# ASSIGNMENT
Reproduce the data that follows precisely.

Data about app and page elements:

______

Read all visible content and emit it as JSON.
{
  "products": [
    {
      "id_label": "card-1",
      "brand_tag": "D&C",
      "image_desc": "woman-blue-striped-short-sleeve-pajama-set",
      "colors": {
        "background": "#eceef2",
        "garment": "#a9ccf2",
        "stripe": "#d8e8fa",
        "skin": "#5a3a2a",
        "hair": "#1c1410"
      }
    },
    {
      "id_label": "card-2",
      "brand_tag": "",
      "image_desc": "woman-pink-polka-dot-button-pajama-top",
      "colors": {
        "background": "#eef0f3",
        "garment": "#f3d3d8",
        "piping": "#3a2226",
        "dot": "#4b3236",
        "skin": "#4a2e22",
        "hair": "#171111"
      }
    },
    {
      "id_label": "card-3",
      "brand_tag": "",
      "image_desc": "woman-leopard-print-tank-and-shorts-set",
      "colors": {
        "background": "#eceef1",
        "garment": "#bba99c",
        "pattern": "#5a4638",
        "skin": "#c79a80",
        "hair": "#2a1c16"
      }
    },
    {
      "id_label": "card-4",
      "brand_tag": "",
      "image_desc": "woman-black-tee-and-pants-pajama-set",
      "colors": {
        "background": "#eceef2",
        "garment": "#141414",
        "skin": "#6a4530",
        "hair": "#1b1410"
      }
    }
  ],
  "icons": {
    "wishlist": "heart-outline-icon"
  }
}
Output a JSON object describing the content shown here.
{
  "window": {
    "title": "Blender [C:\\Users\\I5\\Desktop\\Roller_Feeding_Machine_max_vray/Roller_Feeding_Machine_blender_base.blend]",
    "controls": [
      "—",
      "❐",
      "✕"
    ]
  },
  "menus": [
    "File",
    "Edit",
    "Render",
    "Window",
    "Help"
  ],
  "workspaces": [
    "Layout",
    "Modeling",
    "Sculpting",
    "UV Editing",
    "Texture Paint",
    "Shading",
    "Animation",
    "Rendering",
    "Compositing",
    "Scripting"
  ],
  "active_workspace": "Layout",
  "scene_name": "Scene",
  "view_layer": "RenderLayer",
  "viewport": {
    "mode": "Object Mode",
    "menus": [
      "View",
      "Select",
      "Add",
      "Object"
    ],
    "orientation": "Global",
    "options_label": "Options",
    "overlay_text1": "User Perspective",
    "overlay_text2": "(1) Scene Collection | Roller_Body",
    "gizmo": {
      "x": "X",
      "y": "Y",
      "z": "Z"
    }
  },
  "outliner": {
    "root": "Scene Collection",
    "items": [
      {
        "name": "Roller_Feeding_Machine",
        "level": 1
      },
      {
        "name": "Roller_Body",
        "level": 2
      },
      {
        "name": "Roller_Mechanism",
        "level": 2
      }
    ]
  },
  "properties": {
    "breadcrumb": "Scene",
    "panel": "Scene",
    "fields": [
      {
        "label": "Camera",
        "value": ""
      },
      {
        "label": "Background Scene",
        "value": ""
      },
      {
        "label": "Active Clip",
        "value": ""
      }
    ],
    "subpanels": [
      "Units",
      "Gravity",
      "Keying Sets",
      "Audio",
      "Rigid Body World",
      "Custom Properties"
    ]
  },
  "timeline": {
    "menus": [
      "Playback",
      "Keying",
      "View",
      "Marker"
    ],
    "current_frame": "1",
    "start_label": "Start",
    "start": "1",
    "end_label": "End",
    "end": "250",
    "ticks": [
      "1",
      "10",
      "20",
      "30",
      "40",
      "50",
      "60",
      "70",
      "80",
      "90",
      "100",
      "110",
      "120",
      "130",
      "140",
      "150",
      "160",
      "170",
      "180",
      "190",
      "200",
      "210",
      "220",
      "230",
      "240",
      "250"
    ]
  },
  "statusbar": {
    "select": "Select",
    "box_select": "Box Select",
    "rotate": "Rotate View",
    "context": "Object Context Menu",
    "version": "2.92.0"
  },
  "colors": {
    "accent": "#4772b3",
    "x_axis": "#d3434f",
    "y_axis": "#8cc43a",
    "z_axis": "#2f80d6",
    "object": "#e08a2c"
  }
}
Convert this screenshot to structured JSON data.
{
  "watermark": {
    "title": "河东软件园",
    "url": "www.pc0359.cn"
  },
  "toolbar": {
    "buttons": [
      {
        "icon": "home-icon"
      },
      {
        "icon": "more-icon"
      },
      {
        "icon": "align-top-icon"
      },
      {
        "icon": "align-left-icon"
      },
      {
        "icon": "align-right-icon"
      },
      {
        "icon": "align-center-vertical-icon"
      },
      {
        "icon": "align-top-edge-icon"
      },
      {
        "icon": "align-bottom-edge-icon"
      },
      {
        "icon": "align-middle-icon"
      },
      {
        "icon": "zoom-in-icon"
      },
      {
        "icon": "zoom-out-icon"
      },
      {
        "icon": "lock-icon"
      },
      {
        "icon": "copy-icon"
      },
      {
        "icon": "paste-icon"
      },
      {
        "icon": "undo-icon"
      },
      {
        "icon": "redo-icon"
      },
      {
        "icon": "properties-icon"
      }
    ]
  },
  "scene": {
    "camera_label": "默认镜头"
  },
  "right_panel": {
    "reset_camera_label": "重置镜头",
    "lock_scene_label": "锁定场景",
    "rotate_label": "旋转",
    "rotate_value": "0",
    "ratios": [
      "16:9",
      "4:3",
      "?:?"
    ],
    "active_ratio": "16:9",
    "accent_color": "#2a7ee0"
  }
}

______

# EXERCISE RESPONSE
Read all visible content and emit it as JSON.
{
  "products": [
    {
      "id_label": "card-1",
      "brand_tag": "D&C",
      "image_desc": "woman-blue-striped-short-sleeve-pajama-set",
      "colors": {
        "background": "#eceef2",
        "garment": "#a9ccf2",
        "stripe": "#d8e8fa",
        "skin": "#5a3a2a",
        "hair": "#1c1410"
      }
    },
    {
      "id_label": "card-2",
      "brand_tag": "",
      "image_desc": "woman-pink-polka-dot-button-pajama-top",
      "colors": {
        "background": "#eef0f3",
        "garment": "#f3d3d8",
        "piping": "#3a2226",
        "dot": "#4b3236",
        "skin": "#4a2e22",
        "hair": "#171111"
      }
    },
    {
      "id_label": "card-3",
      "brand_tag": "",
      "image_desc": "woman-leopard-print-tank-and-shorts-set",
      "colors": {
        "background": "#eceef1",
        "garment": "#bba99c",
        "pattern": "#5a4638",
        "skin": "#c79a80",
        "hair": "#2a1c16"
      }
    },
    {
      "id_label": "card-4",
      "brand_tag": "",
      "image_desc": "woman-black-tee-and-pants-pajama-set",
      "colors": {
        "background": "#eceef2",
        "garment": "#141414",
        "skin": "#6a4530",
        "hair": "#1b1410"
      }
    }
  ],
  "icons": {
    "wishlist": "heart-outline-icon"
  }
}
Output a JSON object describing the content shown here.
{
  "window": {
    "title": "Blender [C:\\Users\\I5\\Desktop\\Roller_Feeding_Machine_max_vray/Roller_Feeding_Machine_blender_base.blend]",
    "controls": [
      "—",
      "❐",
      "✕"
    ]
  },
  "menus": [
    "File",
    "Edit",
    "Render",
    "Window",
    "Help"
  ],
  "workspaces": [
    "Layout",
    "Modeling",
    "Sculpting",
    "UV Editing",
    "Texture Paint",
    "Shading",
    "Animation",
    "Rendering",
    "Compositing",
    "Scripting"
  ],
  "active_workspace": "Layout",
  "scene_name": "Scene",
  "view_layer": "RenderLayer",
  "viewport": {
    "mode": "Object Mode",
    "menus": [
      "View",
      "Select",
      "Add",
      "Object"
    ],
    "orientation": "Global",
    "options_label": "Options",
    "overlay_text1": "User Perspective",
    "overlay_text2": "(1) Scene Collection | Roller_Body",
    "gizmo": {
      "x": "X",
      "y": "Y",
      "z": "Z"
    }
  },
  "outliner": {
    "root": "Scene Collection",
    "items": [
      {
        "name": "Roller_Feeding_Machine",
        "level": 1
      },
      {
        "name": "Roller_Body",
        "level": 2
      },
      {
        "name": "Roller_Mechanism",
        "level": 2
      }
    ]
  },
  "properties": {
    "breadcrumb": "Scene",
    "panel": "Scene",
    "fields": [
      {
        "label": "Camera",
        "value": ""
      },
      {
        "label": "Background Scene",
        "value": ""
      },
      {
        "label": "Active Clip",
        "value": ""
      }
    ],
    "subpanels": [
      "Units",
      "Gravity",
      "Keying Sets",
      "Audio",
      "Rigid Body World",
      "Custom Properties"
    ]
  },
  "timeline": {
    "menus": [
      "Playback",
      "Keying",
      "View",
      "Marker"
    ],
    "current_frame": "1",
    "start_label": "Start",
    "start": "1",
    "end_label": "End",
    "end": "250",
    "ticks": [
      "1",
      "10",
      "20",
      "30",
      "40",
      "50",
      "60",
      "70",
      "80",
      "90",
      "100",
      "110",
      "120",
      "130",
      "140",
      "150",
      "160",
      "170",
      "180",
      "190",
      "200",
      "210",
      "220",
      "230",
      "240",
      "250"
    ]
  },
  "statusbar": {
    "select": "Select",
    "box_select": "Box Select",
    "rotate": "Rotate View",
    "context": "Object Context Menu",
    "version": "2.92.0"
  },
  "colors": {
    "accent": "#4772b3",
    "x_axis": "#d3434f",
    "y_axis": "#8cc43a",
    "z_axis": "#2f80d6",
    "object": "#e08a2c"
  }
}
Convert this screenshot to structured JSON data.
{
  "watermark": {
    "title": "河东软件园",
    "url": "www.pc0359.cn"
  },
  "toolbar": {
    "buttons": [
      {
        "icon": "home-icon"
      },
      {
        "icon": "more-icon"
      },
      {
        "icon": "align-top-icon"
      },
      {
        "icon": "align-left-icon"
      },
      {
        "icon": "align-right-icon"
      },
      {
        "icon": "align-center-vertical-icon"
      },
      {
        "icon": "align-top-edge-icon"
      },
      {
        "icon": "align-bottom-edge-icon"
      },
      {
        "icon": "align-middle-icon"
      },
      {
        "icon": "zoom-in-icon"
      },
      {
        "icon": "zoom-out-icon"
      },
      {
        "icon": "lock-icon"
      },
      {
        "icon": "copy-icon"
      },
      {
        "icon": "paste-icon"
      },
      {
        "icon": "undo-icon"
      },
      {
        "icon": "redo-icon"
      },
      {
        "icon": "properties-icon"
      }
    ]
  },
  "scene": {
    "camera_label": "默认镜头"
  },
  "right_panel": {
    "reset_camera_label": "重置镜头",
    "lock_scene_label": "锁定场景",
    "rotate_label": "旋转",
    "rotate_value": "0",
    "ratios": [
      "16:9",
      "4:3",
      "?:?"
    ],
    "active_ratio": "16:9",
    "accent_color": "#2a7ee0"
  }
}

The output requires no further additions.